Palad khik (token penises, commonly carved from wood) are used in a ritual that takes place nightly in many go-go bars in Bangkok, and derives from Brahmanistic tradition. Here, in the tam sak (make pestle) rite, the palad khik is knocked against tables, chairs, poles, walls and doorjambs, is passed through the legs of girls who are desirous of finding success in love, and spun in a manner to rest pointing at a dancer or waitress who could be destined to find her future that evening.
The palad khik used in this ritual must have originally been a pestle stolen from the mortar of a widow. The pestle becomes a relic that remains on the hing (altar) of the bar, until removed to perform tam sak. It has now gained the status of possessor of magic, it is waiied (bowed to), given garlands and incense, and protected from theft or mishap.

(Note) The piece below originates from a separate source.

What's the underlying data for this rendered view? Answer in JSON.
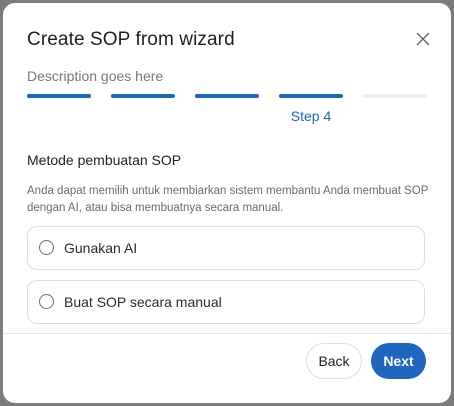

To begin, the woman initiating the ritual lights incense at the hing, waiing while holding the joss sticks between her hands. She removes the palad khik, then dips it in a glass of liquid, typically Mekhong whisky and sugar (it is believed that the inclusion of the alcoholic beverage will cause customers to drink more, and spend more money in the company of the girls). She then repeatedly dips the palad khik in the glass, stiking it against all four sides of the door frame of the entrance to the bar. She then tosses the contents of the glass over her shoulder, and out the door of the bar. After refilling the glass, she returns a turns her attentions inward. Standing again inside the door frame, she bends over, opens her legs, and rapidly passes the glass of alcohol and the palad khik around her thighs, several times. Several girls line up behind her, and they all bend over, each holding the girl in front of her by the hips. The girl who initiated the ritual now tosses the remainder of the sugared alcohol through her legs, and outside the bar.
She proceeds inside, where she begins to knock the palad khik against chairs, tables, the stage, and the bar. Next, she takes the lead in a lineup group of girls in skirts, each holding the hips of the girl in front of her. While the girls’ hips gyrate, the lead girl, using the palad khik as a stylus, repeatedly draws representations of male genitalia on the floor, using a repeating series of circular motifs. The leader now shoots the palad khik backward along the floor, through the legs of each girl, finally coming to rest against a far wall. The palad khik is retrieved, more nearby objects are knocked with the palad khik, and the line-up process continues several times more, until the interior parameter of the bar has been circumnavigated.
Up until now, the participants have been relatively small in number. The dancers, meanwhile have been on stage, dancing to music, casually ignoring the tam sak ceremony. Their turns have arrived. The lead girl has now jumps on the circular, revolving stage, the dancers fanning out in a 360 degree arc. The girl spins the palad khik, and the bulbous head eventually comes to a stop, pointed in the direction of one of the dancers. The girls all scream… chok dee, Good Luck! The girl is high-fived by her colleagues. Twice more, the palad khik is spun. On the second round, the palad khik luckily points to the same dancer, who now has twice the fortune.
After the third spin, the lead girl jumps off stage, and begins to bounce the palad khik against the white board upon which girls who are selected by customers for the evening will have their names placed. She then moves to the tip jar, located near the front door, and repeatedly thrusts the palad khik into the jar. Then, she removes money from the jar, places it to her forehead, then rubs the money against her chest, several times. She knocks the palad khik inside the bar’s cash drawer, being careful to touch every slot. The ritual finished, she returns the palad khik to the hing, and the ritual is complete.
This Brahmanistic ritual celebrates sexual regeneration, and is metaphorically rich, from the use of a pestle to the open legs of the participants, through which the phallic symbol must pass. It occurs at many Bangkok bars, and most girls are active participants in at least some form of the ritual, even those who don’t believe in the precept. The fact that men have the traditional responsibility of taking care of women ensures that tam sak will continue to be performed at adult venues for the foreseeable future. This forms the basis in value for tam sak, as female employees of the bars seek their own financial well-being, and that of their families. The ritual of tam sak carries the hopeful promise that the woman who is favored by the lucky spin will tonight meet a wealthy and kind man, with whom she can chart a future.